<Exposure time and time in the washout are the two most critical factors>
Not untrue, but any newbie may completely misunderstand the underlying concepts.
Exposure time is also a factor of how close the lamps are and how much the light diffuses through the unexposed photopolymer. The krene cover sheet in open face vacuum frames is an additional aid in diffusion, not present in glass-and-foam contact systems. This is why commercial units use close banks of UV tubes and not point-light sources. Diffusion is necessary to build a strong body beneath the printing face.
Then there's the removal of unexposed photopolymer. It does not dissolve just because it is in water. There must be physical action: brush or pile bristles, forced jet of water, ultrasonic wave. The upper softened layers must be removed before the lower layers can be softened by exposure to water (and water temperature is a definite factor, varying with different plate materials). The longer that takes, the more the printing face is subject to damage. A large plate and a small brush will require very vigorous action to remove the non-image photopolymer, and image details will be damaged, especially around the edges of the image (nothing more frustrating than having to remake a plate because one #%@! period or serif washed off). After using many kinds of stencil, shoe, fabric and pad brushes against the plate, I settled on filling a photo tray with actual photopolymer brushes (4x6 units from Gene Becker) and then making a magnetic plate holder to move the plate against the brushes in a warm bath, copying machine action, and gaining far more control and repeatability
I stress this after 25 years of hand development of photopolymer plates in my shop, and 20 by machine at various other places. Only had a machine in my own shop in the last 6 years. Finer typographically-detailed plates are possible by machine-washout than anything done by hand, though I still do the odd small job by hand.
If your concern is coarse artwork or display type, do what you want.

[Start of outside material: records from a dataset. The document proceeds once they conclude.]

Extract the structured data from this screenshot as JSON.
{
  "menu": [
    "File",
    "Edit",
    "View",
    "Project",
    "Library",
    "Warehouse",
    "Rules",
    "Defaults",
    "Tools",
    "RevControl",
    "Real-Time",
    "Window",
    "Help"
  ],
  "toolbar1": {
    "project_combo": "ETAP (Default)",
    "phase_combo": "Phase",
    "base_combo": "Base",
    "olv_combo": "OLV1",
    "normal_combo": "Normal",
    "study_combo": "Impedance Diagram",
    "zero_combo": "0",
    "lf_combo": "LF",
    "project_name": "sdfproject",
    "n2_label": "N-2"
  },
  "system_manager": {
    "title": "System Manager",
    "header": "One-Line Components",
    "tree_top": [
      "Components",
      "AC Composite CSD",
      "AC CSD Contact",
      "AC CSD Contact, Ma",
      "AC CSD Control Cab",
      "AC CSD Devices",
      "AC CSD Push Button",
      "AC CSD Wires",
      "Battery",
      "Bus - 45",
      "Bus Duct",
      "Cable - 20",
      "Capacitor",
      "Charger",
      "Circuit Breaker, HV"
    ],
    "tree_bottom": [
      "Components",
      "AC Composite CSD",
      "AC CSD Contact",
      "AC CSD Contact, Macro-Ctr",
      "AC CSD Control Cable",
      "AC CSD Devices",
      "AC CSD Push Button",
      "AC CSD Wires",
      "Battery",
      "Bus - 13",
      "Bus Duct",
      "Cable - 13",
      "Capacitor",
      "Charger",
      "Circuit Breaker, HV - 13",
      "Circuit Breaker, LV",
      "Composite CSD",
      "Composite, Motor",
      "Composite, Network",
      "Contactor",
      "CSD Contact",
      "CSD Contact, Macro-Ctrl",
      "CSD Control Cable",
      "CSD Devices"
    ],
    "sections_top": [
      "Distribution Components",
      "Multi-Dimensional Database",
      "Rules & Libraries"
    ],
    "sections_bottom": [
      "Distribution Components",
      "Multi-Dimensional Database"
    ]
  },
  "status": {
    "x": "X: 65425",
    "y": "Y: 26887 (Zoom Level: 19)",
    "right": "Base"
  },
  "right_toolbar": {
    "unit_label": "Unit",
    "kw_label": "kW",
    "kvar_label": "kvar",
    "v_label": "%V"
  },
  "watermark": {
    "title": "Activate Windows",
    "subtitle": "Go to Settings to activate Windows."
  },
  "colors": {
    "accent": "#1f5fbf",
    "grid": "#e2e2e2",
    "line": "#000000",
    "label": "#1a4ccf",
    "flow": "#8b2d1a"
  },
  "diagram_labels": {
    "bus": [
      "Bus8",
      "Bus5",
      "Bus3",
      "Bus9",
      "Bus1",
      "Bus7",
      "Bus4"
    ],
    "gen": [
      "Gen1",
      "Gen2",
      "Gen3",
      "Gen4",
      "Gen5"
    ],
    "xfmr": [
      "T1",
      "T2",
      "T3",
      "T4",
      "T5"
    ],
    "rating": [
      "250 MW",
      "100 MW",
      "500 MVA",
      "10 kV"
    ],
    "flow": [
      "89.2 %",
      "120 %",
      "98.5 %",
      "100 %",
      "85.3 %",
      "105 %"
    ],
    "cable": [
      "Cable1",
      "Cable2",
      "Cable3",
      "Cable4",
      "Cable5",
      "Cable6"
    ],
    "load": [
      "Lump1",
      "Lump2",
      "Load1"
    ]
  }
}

Linoleum cut detail is easily matched by any DIY photopolymer methods. Text typographic detail really requires better control.
--Eric Holub, SF